The Leningrad nuclear power plant’s Unit I-2, a 925-MWe RBMK-1000 light-water–cooled graphite-moderated reactor, was permanently shut down on November 10, according to Rosatom, Russia’s state atomic energy corporation. The shutdown occurred at 12:30 a.m. Moscow time.
The unit was the oldest operating reactor at the plant, having achieved initial criticality in May 1975 and entered commercial operation in February 1976. Two additional RBMK-1000s remain in operation at Leningrad—Units I-3 and I-4, both of which have been in operation for about 40 years.
The retired reactor is to be replaced by Unit II-2, one of two 1,085-MWe Generation III+ VVER-1200 pressurized water reactors at the Leningrad site. The new unit was connected to the Russian grid in October, and on November 6 it received regulatory approval to begin pilot operation. (Leningrad’s other VVER-1200, Unit II-1, started commercial operation in 2018.) Following the trial operation, Unit II-2 will be shut down for an additional equipment inspection by a state commission before being put into commercial operation early next year, according to Rosenergoatom, Rosatom’s electric power division.
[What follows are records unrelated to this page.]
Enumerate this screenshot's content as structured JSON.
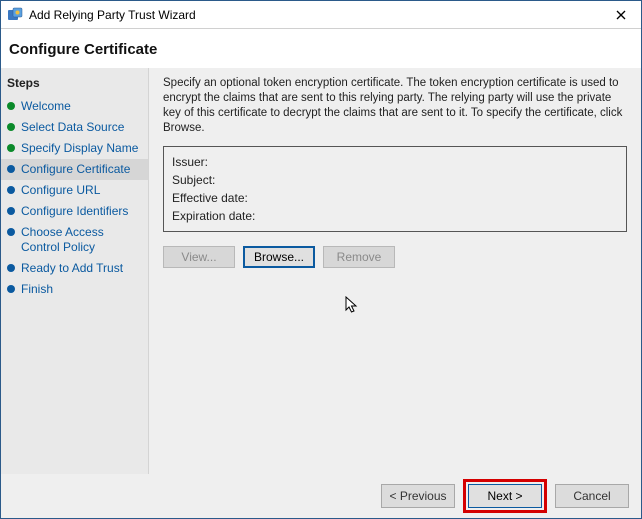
{
  "window": {
    "title": "Add Relying Party Trust Wizard",
    "subtitle": "Configure Certificate"
  },
  "sidebar": {
    "header": "Steps",
    "items": [
      {
        "label": "Welcome",
        "state": "done"
      },
      {
        "label": "Select Data Source",
        "state": "done"
      },
      {
        "label": "Specify Display Name",
        "state": "done"
      },
      {
        "label": "Configure Certificate",
        "state": "current"
      },
      {
        "label": "Configure URL",
        "state": "future"
      },
      {
        "label": "Configure Identifiers",
        "state": "future"
      },
      {
        "label": "Choose Access Control Policy",
        "state": "future"
      },
      {
        "label": "Ready to Add Trust",
        "state": "future"
      },
      {
        "label": "Finish",
        "state": "future"
      }
    ]
  },
  "main": {
    "instructions": "Specify an optional token encryption certificate.  The token encryption certificate is used to encrypt the claims that are sent to this relying party.  The relying party will use the private key of this certificate to decrypt the claims that are sent to it.  To specify the certificate, click Browse.",
    "cert": {
      "issuer_label": "Issuer:",
      "subject_label": "Subject:",
      "effective_label": "Effective date:",
      "expiration_label": "Expiration date:",
      "issuer": "",
      "subject": "",
      "effective": "",
      "expiration": ""
    },
    "buttons": {
      "view": "View...",
      "browse": "Browse...",
      "remove": "Remove"
    }
  },
  "footer": {
    "previous": "< Previous",
    "next": "Next >",
    "cancel": "Cancel"
  }
}
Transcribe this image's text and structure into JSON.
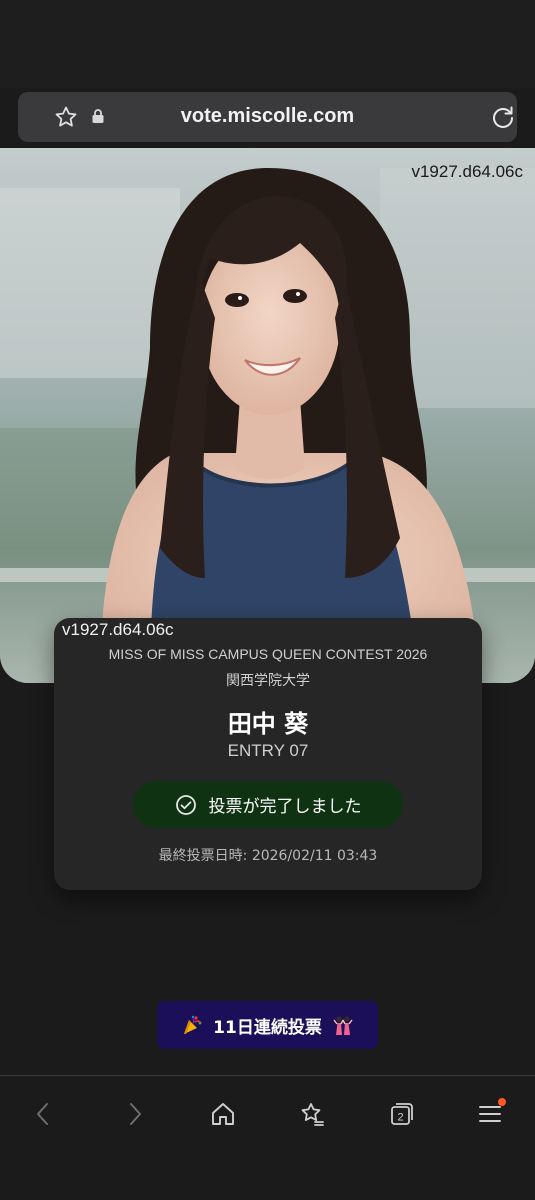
{
  "browser": {
    "url": "vote.miscolle.com"
  },
  "hero": {
    "version_label": "v1927.d64.06c"
  },
  "card": {
    "version_label": "v1927.d64.06c",
    "contest": "MISS OF MISS CAMPUS QUEEN CONTEST 2026",
    "university": "関西学院大学",
    "name": "田中 葵",
    "entry": "ENTRY 07",
    "vote_status": "投票が完了しました",
    "last_vote": "最終投票日時: 2026/02/11 03:43",
    "status_color": "#0f3213"
  },
  "streak": {
    "label": "11日連続投票",
    "color": "#1c0f5a"
  },
  "bottom_nav": {
    "tab_count": "2",
    "icons": [
      "back-icon",
      "forward-icon",
      "home-icon",
      "bookmark-star-icon",
      "tabs-icon",
      "menu-icon"
    ]
  }
}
The work plan: “As in the case of [Unit I-1], which was shut down in December 2018, regular operations will be carried out with the second unit,” said Vladimir Pereguda, director of the Leningrad plant. “In fact, the procedures performed practically do not differ from ordinary maintenance. Now our task is also to service reliably and safely the shutdown units, unload nuclear fuel from the reactors, and prepare them for transfer to the specially created enterprise Experimental Demonstration Engineering Centre.”
Rosenergoatom announced in July that the center, also known as ODIC RBMK, had been set up at Leningrad for the decommissioning of RBMK units.